- Southeast Arizona Birding Guide, Richard Fray - https://www.arizonabirder.com -

Pleasurebent Tours Crane Day

Every winter I lead a tour of Whitewater Draw for Pleasurebent Tours, a Tucson-based general-interest tour company. It is, of course, the SANDHILL CRANE tour.

I was worried earlier in the winter that the tour would be a bit of a damp squib this year, as the crane show hasn’t been the best due to the lack of water. But once again, we were lucky on this tour and it was one of the best crane shows of the winter. It was still pretty poor compared to previous years, but everyone seemed to be happy. We also saw a good selection of ducks and other birds.

Sandhill Crane [1]

Ducks and cranes [2]

Ducks and cranes [3]

Say's Phoebe [4]

Whitewater Draw [5]

After I’d waved everyone on the bus goodbye, I took a walk around the draw to see what else I could find. A female MERLIN came sppeding past and landed in a tree, and I could see that she had just caught her dinner – an unfortunate SAVANNAH SPARROW. I couldn’t get a good angle and the light and shade made photography difficult, but it was fascinating and somewhat gruesome to watch her pluck her prey.

Merlin [6]

Merlin [7]

Merlin [8]

Merlin [9]

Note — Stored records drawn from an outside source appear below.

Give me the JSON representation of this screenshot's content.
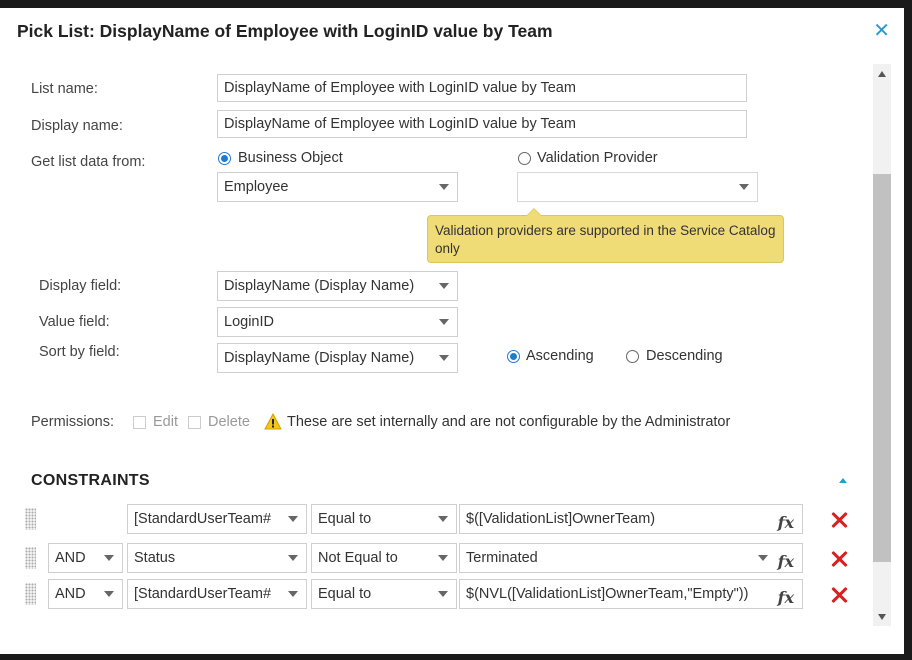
{
  "dialog": {
    "title": "Pick List: DisplayName of Employee with LoginID value by Team",
    "close_icon": "close-icon"
  },
  "form": {
    "list_name": {
      "label": "List name:",
      "value": "DisplayName of Employee with LoginID value by Team"
    },
    "display_name": {
      "label": "Display name:",
      "value": "DisplayName of Employee with LoginID value by Team"
    },
    "get_list_data": {
      "label": "Get list data from:",
      "business_object": {
        "label": "Business Object",
        "selected": true,
        "value": "Employee"
      },
      "validation_provider": {
        "label": "Validation Provider",
        "selected": false,
        "value": ""
      },
      "tooltip": "Validation providers are supported in the Service Catalog only"
    },
    "display_field": {
      "label": "Display field:",
      "value": "DisplayName (Display Name)"
    },
    "value_field": {
      "label": "Value field:",
      "value": "LoginID"
    },
    "sort_by_field": {
      "label": "Sort by field:",
      "value": "DisplayName (Display Name)",
      "ascending": {
        "label": "Ascending",
        "selected": true
      },
      "descending": {
        "label": "Descending",
        "selected": false
      }
    },
    "permissions": {
      "label": "Permissions:",
      "edit": "Edit",
      "delete": "Delete",
      "note": "These are set internally and are not configurable by the Administrator"
    }
  },
  "constraints": {
    "title": "CONSTRAINTS",
    "rows": [
      {
        "conjunction": "",
        "field": "[StandardUserTeam#",
        "operator": "Equal to",
        "value": "$([ValidationList]OwnerTeam)"
      },
      {
        "conjunction": "AND",
        "field": "Status",
        "operator": "Not Equal to",
        "value": "Terminated"
      },
      {
        "conjunction": "AND",
        "field": "[StandardUserTeam#",
        "operator": "Equal to",
        "value": "$(NVL([ValidationList]OwnerTeam,\"Empty\"))"
      }
    ],
    "fx_label": "fx"
  },
  "colors": {
    "accent": "#2c9ad1",
    "radio": "#1f7bd1",
    "tooltip_bg": "#f0dc76",
    "delete": "#d91f1f",
    "warning": "#f5c518"
  }
}
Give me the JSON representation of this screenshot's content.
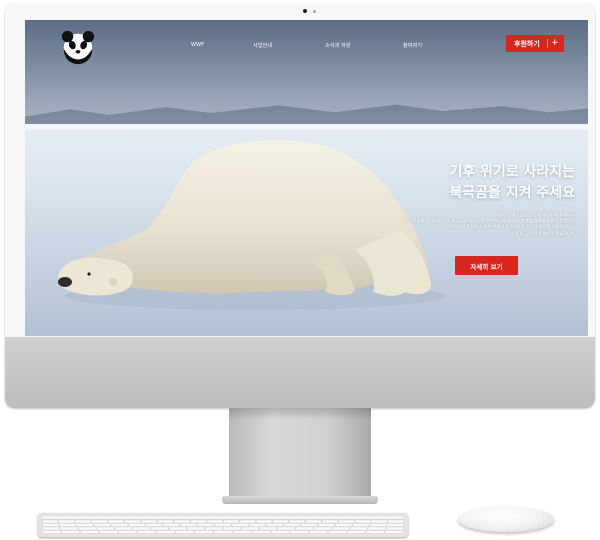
{
  "nav": {
    "links": [
      "WWF",
      "사업안내",
      "소식과 자원",
      "참여하기"
    ],
    "donate_label": "후원하기",
    "donate_plus": "+"
  },
  "hero": {
    "title_lines": [
      "기후 위기로 사라지는",
      "북극곰을 지켜 주세요"
    ],
    "body_lines": [
      "2050년, 북극곰은 공전의 사라질 지 모릅니다",
      "기후위기를 대처하는 일은 북극곰을 지키는 것 뿐만 아니라 우리의 문제를 해결하기 위한 일입니다",
      "WWF의 활동은 전세계 600만 후원자들과 당신의 참여로 이루어집니다",
      "바로 지금, 당신의 행동이 필요합니다"
    ],
    "more_label": "자세히 보기"
  },
  "colors": {
    "accent": "#d7261e",
    "text_on_image": "#ffffff"
  },
  "icons": {
    "logo": "panda-logo-icon",
    "donate": "plus-icon"
  }
}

It only took a few minutes to reduce the sparrow to a featherless, bloody mess. Had I found the Merlin at this point, I would never have guessed her prey was a Savannah Sparrow, the black skin of the sparrow making it look more like the remains of a blackbird.

Merlin [10]

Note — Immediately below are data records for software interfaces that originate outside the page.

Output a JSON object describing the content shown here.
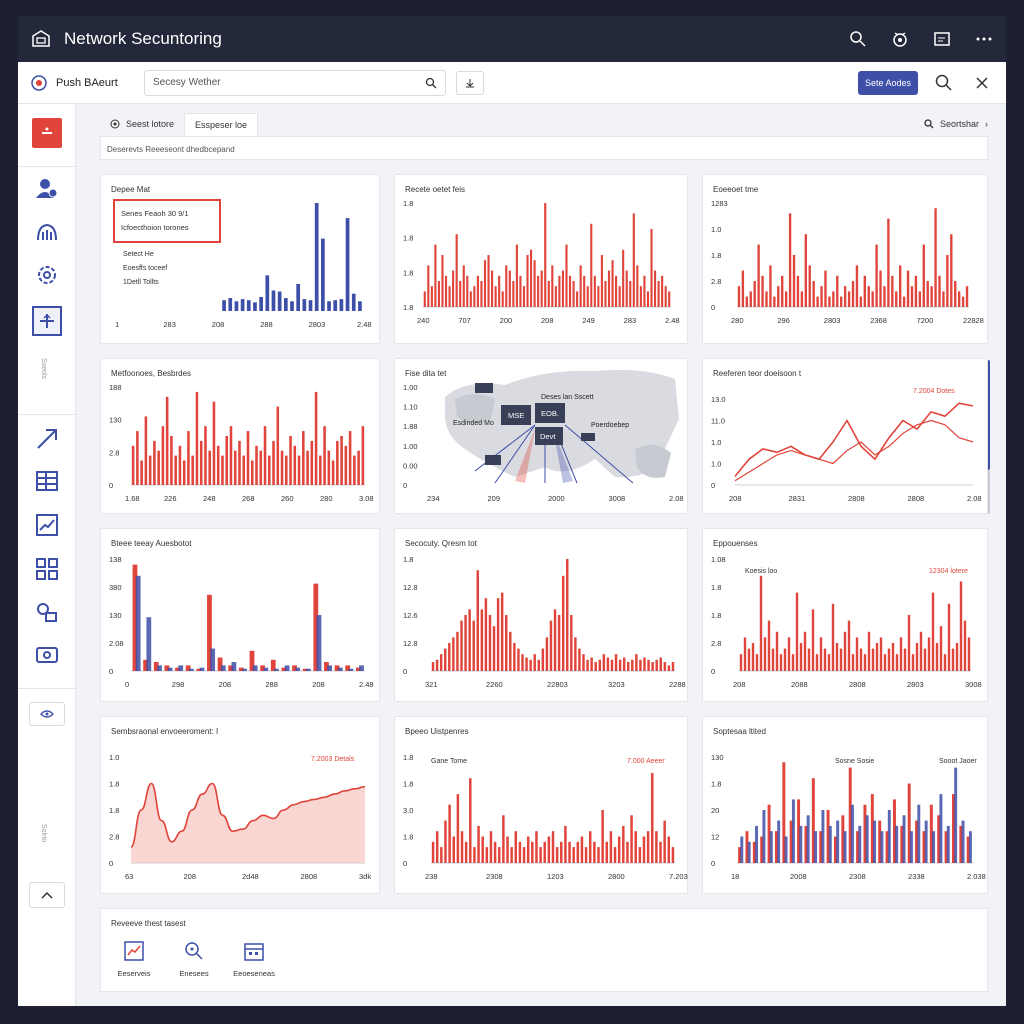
{
  "app": {
    "title": "Network Secuntoring"
  },
  "colors": {
    "accent": "#3e4fa8",
    "red": "#e0443a",
    "dark": "#23283a"
  },
  "toolbar": {
    "brand": "Push BAeurt",
    "search_value": "Secesy Wether",
    "primary_button": "Sete Aodes"
  },
  "tabs": {
    "items": [
      "Seest lotore",
      "Esspeser loe"
    ],
    "right_label": "Seortshar"
  },
  "description": "Deserevts Reeeseont dhedbcepand",
  "sidebar": {
    "vertical_label_1": "Sseols",
    "vertical_label_2": "Solrto"
  },
  "cards": [
    {
      "title": "Depee Mat"
    },
    {
      "title": "Recete oetet feis"
    },
    {
      "title": "Eoeeoet tme"
    },
    {
      "title": "Metfoonoes, Besbrdes"
    },
    {
      "title": "Fise dita tet"
    },
    {
      "title": "Reeferen teor doeisoon t"
    },
    {
      "title": "Bteee teeay Auesbotot"
    },
    {
      "title": "Secocuty. Qresm tot"
    },
    {
      "title": "Eppouenses"
    },
    {
      "title": "Sembsraonal envoeeroment: I"
    },
    {
      "title": "Bpeeo Uistpenres"
    },
    {
      "title": "Soptesaa ltited"
    }
  ],
  "card1": {
    "highlight_line1": "Senes Feaoh 30 9/1",
    "highlight_line2": "Icfoecthoion torones",
    "text1": "Setect He",
    "text2": "Eoesffs toceef",
    "text3": "1Detll Tollts"
  },
  "card5": {
    "box_left": "MSE",
    "box_right": "EOB.",
    "box_bottom": "Devt",
    "label_top": "Deses lan Sscett",
    "label_left": "Esdinded Mo",
    "label_right": "Poerdoebep"
  },
  "annotations": {
    "card6": "7.2004 Dotes",
    "card9_left": "Koesis loo",
    "card9_right": "12304 lotere",
    "card10": "7.2003 Detals",
    "card11_left": "Gane Tome",
    "card11_right": "7.000 Aeeer",
    "card12_left": "Sosne Sosie",
    "card12_right": "Sooot Jaoer"
  },
  "recent": {
    "title": "Reveeve thest tasest",
    "items": [
      "Eeserveis",
      "Enesees",
      "Eeoeseneas"
    ]
  },
  "chart_data": [
    {
      "type": "bar",
      "x": [
        "1",
        "283",
        "208",
        "288",
        "2803",
        "2.48"
      ],
      "yticks": [],
      "values": [
        0.1,
        0.12,
        0.09,
        0.11,
        0.1,
        0.08,
        0.13,
        0.33,
        0.19,
        0.18,
        0.12,
        0.09,
        0.25,
        0.11,
        0.1,
        1.0,
        0.67,
        0.09,
        0.1,
        0.11,
        0.86,
        0.16,
        0.09
      ]
    },
    {
      "type": "bar",
      "x": [
        "240",
        "707",
        "200",
        "208",
        "249",
        "283",
        "2.48"
      ],
      "yticks": [
        "1.8",
        "1.8",
        "1.8",
        "1.8"
      ],
      "values": [
        0.15,
        0.4,
        0.2,
        0.6,
        0.25,
        0.5,
        0.3,
        0.2,
        0.35,
        0.7,
        0.25,
        0.4,
        0.3,
        0.15,
        0.2,
        0.3,
        0.25,
        0.45,
        0.5,
        0.35,
        0.2,
        0.3,
        0.15,
        0.4,
        0.35,
        0.25,
        0.6,
        0.3,
        0.2,
        0.5,
        0.55,
        0.45,
        0.3,
        0.35,
        1.0,
        0.25,
        0.4,
        0.2,
        0.3,
        0.35,
        0.6,
        0.3,
        0.25,
        0.15,
        0.4,
        0.3,
        0.2,
        0.8,
        0.3,
        0.2,
        0.5,
        0.25,
        0.35,
        0.45,
        0.3,
        0.2,
        0.55,
        0.35,
        0.25,
        0.9,
        0.4,
        0.2,
        0.3,
        0.15,
        0.75,
        0.35,
        0.25,
        0.3,
        0.2,
        0.15
      ]
    },
    {
      "type": "bar",
      "x": [
        "280",
        "296",
        "2803",
        "2368",
        "7200",
        "22828"
      ],
      "yticks": [
        "1283",
        "1.0",
        "1.8",
        "2.8",
        "0"
      ],
      "values": [
        0.2,
        0.35,
        0.1,
        0.15,
        0.25,
        0.6,
        0.3,
        0.15,
        0.4,
        0.1,
        0.2,
        0.3,
        0.15,
        0.9,
        0.5,
        0.3,
        0.15,
        0.7,
        0.4,
        0.25,
        0.1,
        0.2,
        0.35,
        0.1,
        0.15,
        0.3,
        0.1,
        0.2,
        0.15,
        0.25,
        0.4,
        0.1,
        0.3,
        0.2,
        0.15,
        0.6,
        0.35,
        0.2,
        0.85,
        0.3,
        0.15,
        0.4,
        0.1,
        0.35,
        0.2,
        0.3,
        0.15,
        0.6,
        0.25,
        0.2,
        0.95,
        0.3,
        0.15,
        0.5,
        0.7,
        0.25,
        0.15,
        0.1,
        0.2
      ]
    },
    {
      "type": "bar",
      "x": [
        "1.68",
        "226",
        "248",
        "268",
        "260",
        "280",
        "3.08"
      ],
      "yticks": [
        "188",
        "130",
        "2.8",
        "0"
      ],
      "values": [
        0.4,
        0.55,
        0.25,
        0.7,
        0.3,
        0.45,
        0.35,
        0.6,
        0.9,
        0.5,
        0.3,
        0.4,
        0.25,
        0.55,
        0.3,
        0.95,
        0.45,
        0.6,
        0.35,
        0.85,
        0.4,
        0.3,
        0.5,
        0.6,
        0.35,
        0.45,
        0.3,
        0.55,
        0.25,
        0.4,
        0.35,
        0.6,
        0.3,
        0.45,
        0.8,
        0.35,
        0.3,
        0.5,
        0.4,
        0.3,
        0.55,
        0.35,
        0.45,
        0.95,
        0.3,
        0.6,
        0.35,
        0.25,
        0.45,
        0.5,
        0.4,
        0.55,
        0.3,
        0.35,
        0.6
      ]
    },
    {
      "type": "map",
      "x": [
        "234",
        "209",
        "2000",
        "3008",
        "2.08"
      ],
      "yticks": [
        "1.00",
        "1.10",
        "1.88",
        "1.00",
        "0.00",
        "0"
      ]
    },
    {
      "type": "line",
      "x": [
        "208",
        "2831",
        "2808",
        "2808",
        "2.08"
      ],
      "yticks": [
        "13.0",
        "11.0",
        "1.0",
        "1.0",
        "0"
      ],
      "series": [
        {
          "values": [
            0.1,
            0.3,
            0.42,
            0.38,
            0.45,
            0.35,
            0.3,
            0.5,
            0.75,
            0.45,
            0.3,
            0.55,
            0.75,
            0.65,
            0.85,
            0.8,
            0.95,
            0.92
          ]
        },
        {
          "values": [
            0.05,
            0.15,
            0.25,
            0.35,
            0.4,
            0.35,
            0.3,
            0.25,
            0.4,
            0.5,
            0.35,
            0.45,
            0.6,
            0.7,
            0.75,
            0.7,
            0.55,
            0.5
          ]
        }
      ]
    },
    {
      "type": "bar",
      "x": [
        "0",
        "298",
        "208",
        "288",
        "208",
        "2.48"
      ],
      "yticks": [
        "138",
        "380",
        "130",
        "2.08",
        "0"
      ],
      "series": [
        {
          "values": [
            0.95,
            0.1,
            0.08,
            0.05,
            0.03,
            0.05,
            0.02,
            0.68,
            0.12,
            0.05,
            0.03,
            0.18,
            0.05,
            0.1,
            0.03,
            0.05,
            0.02,
            0.78,
            0.08,
            0.05,
            0.05,
            0.03
          ]
        },
        {
          "values": [
            0.85,
            0.48,
            0.05,
            0.03,
            0.05,
            0.02,
            0.03,
            0.2,
            0.05,
            0.08,
            0.02,
            0.05,
            0.03,
            0.02,
            0.05,
            0.03,
            0.02,
            0.5,
            0.05,
            0.03,
            0.02,
            0.05
          ]
        }
      ]
    },
    {
      "type": "bar",
      "x": [
        "321",
        "2260",
        "22803",
        "3203",
        "2288"
      ],
      "yticks": [
        "1.8",
        "12.8",
        "12.6",
        "12.8",
        "0"
      ],
      "values": [
        0.08,
        0.1,
        0.15,
        0.2,
        0.25,
        0.3,
        0.35,
        0.45,
        0.5,
        0.55,
        0.45,
        0.9,
        0.55,
        0.65,
        0.5,
        0.4,
        0.65,
        0.7,
        0.5,
        0.35,
        0.25,
        0.2,
        0.15,
        0.12,
        0.1,
        0.15,
        0.1,
        0.2,
        0.3,
        0.45,
        0.55,
        0.5,
        0.85,
        1.0,
        0.5,
        0.3,
        0.2,
        0.15,
        0.1,
        0.12,
        0.08,
        0.1,
        0.15,
        0.12,
        0.1,
        0.15,
        0.1,
        0.12,
        0.08,
        0.1,
        0.15,
        0.1,
        0.12,
        0.1,
        0.08,
        0.1,
        0.12,
        0.08,
        0.05,
        0.08
      ]
    },
    {
      "type": "bar",
      "x": [
        "208",
        "2088",
        "2808",
        "2803",
        "3008"
      ],
      "yticks": [
        "1.08",
        "1.8",
        "1.8",
        "2.8",
        "0"
      ],
      "values": [
        0.15,
        0.3,
        0.2,
        0.25,
        0.15,
        0.85,
        0.3,
        0.45,
        0.2,
        0.35,
        0.15,
        0.2,
        0.3,
        0.15,
        0.7,
        0.25,
        0.35,
        0.2,
        0.55,
        0.15,
        0.3,
        0.2,
        0.15,
        0.6,
        0.25,
        0.2,
        0.35,
        0.45,
        0.15,
        0.3,
        0.2,
        0.15,
        0.35,
        0.2,
        0.25,
        0.3,
        0.15,
        0.2,
        0.25,
        0.15,
        0.3,
        0.2,
        0.5,
        0.15,
        0.25,
        0.35,
        0.2,
        0.3,
        0.7,
        0.25,
        0.4,
        0.15,
        0.6,
        0.2,
        0.25,
        0.8,
        0.45,
        0.3
      ]
    },
    {
      "type": "area",
      "x": [
        "63",
        "208",
        "2d48",
        "2808",
        "3dk"
      ],
      "yticks": [
        "1.0",
        "1.8",
        "1.8",
        "2.8",
        "0"
      ],
      "values": [
        0.15,
        0.5,
        0.75,
        0.4,
        0.2,
        0.3,
        0.5,
        0.65,
        0.75,
        0.45,
        0.3,
        0.32,
        0.4,
        0.45,
        0.42,
        0.5,
        0.55,
        0.58,
        0.6,
        0.62,
        0.65,
        0.68,
        0.7,
        0.72
      ]
    },
    {
      "type": "bar",
      "x": [
        "238",
        "2308",
        "1203",
        "2800",
        "7.203"
      ],
      "yticks": [
        "1.8",
        "1.8",
        "3.0",
        "1.8",
        "0"
      ],
      "values": [
        0.2,
        0.3,
        0.15,
        0.4,
        0.55,
        0.25,
        0.65,
        0.3,
        0.2,
        0.8,
        0.15,
        0.35,
        0.25,
        0.15,
        0.3,
        0.2,
        0.15,
        0.45,
        0.25,
        0.15,
        0.3,
        0.2,
        0.15,
        0.25,
        0.2,
        0.3,
        0.15,
        0.2,
        0.25,
        0.3,
        0.15,
        0.2,
        0.35,
        0.2,
        0.15,
        0.2,
        0.25,
        0.15,
        0.3,
        0.2,
        0.15,
        0.5,
        0.2,
        0.3,
        0.15,
        0.25,
        0.35,
        0.2,
        0.45,
        0.3,
        0.15,
        0.25,
        0.3,
        0.85,
        0.3,
        0.2,
        0.4,
        0.25,
        0.15
      ]
    },
    {
      "type": "bar",
      "x": [
        "18",
        "2008",
        "2308",
        "2338",
        "2.038"
      ],
      "yticks": [
        "130",
        "1.8",
        "20",
        "12",
        "0"
      ],
      "series": [
        {
          "values": [
            0.15,
            0.3,
            0.2,
            0.25,
            0.55,
            0.3,
            0.95,
            0.4,
            0.6,
            0.35,
            0.8,
            0.3,
            0.5,
            0.25,
            0.45,
            0.9,
            0.3,
            0.55,
            0.65,
            0.4,
            0.3,
            0.6,
            0.35,
            0.75,
            0.4,
            0.3,
            0.55,
            0.45,
            0.3,
            0.65,
            0.35,
            0.25
          ]
        },
        {
          "values": [
            0.25,
            0.2,
            0.35,
            0.5,
            0.3,
            0.4,
            0.25,
            0.6,
            0.35,
            0.45,
            0.3,
            0.5,
            0.35,
            0.4,
            0.3,
            0.55,
            0.35,
            0.45,
            0.4,
            0.3,
            0.5,
            0.35,
            0.45,
            0.3,
            0.55,
            0.4,
            0.3,
            0.65,
            0.35,
            0.9,
            0.4,
            0.3
          ]
        }
      ]
    }
  ]
}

Two minutes later, she had stripped and devoured all the flesh from the sparrow.

Merlin [11]

Merlin [12]

Once she’d had her fill, the carcass was discarded. She wiped her bill and face on a branch, had a quick preen, and then she was gone. The whole process took less than ten minutes. I wouldn’t want to be a sparrow at Whitewater Draw!

Talking of sparrows, some species are more circumspect when it comes to showing themselves out in the open. One example is SWAMP SPARROW, and it was nice to find a couple tucked in, safely and sensibly, along the edge of the cattails.

Swamp Sparrow [13]

Swamp Sparrow [14]

Swamp Sparrow [15]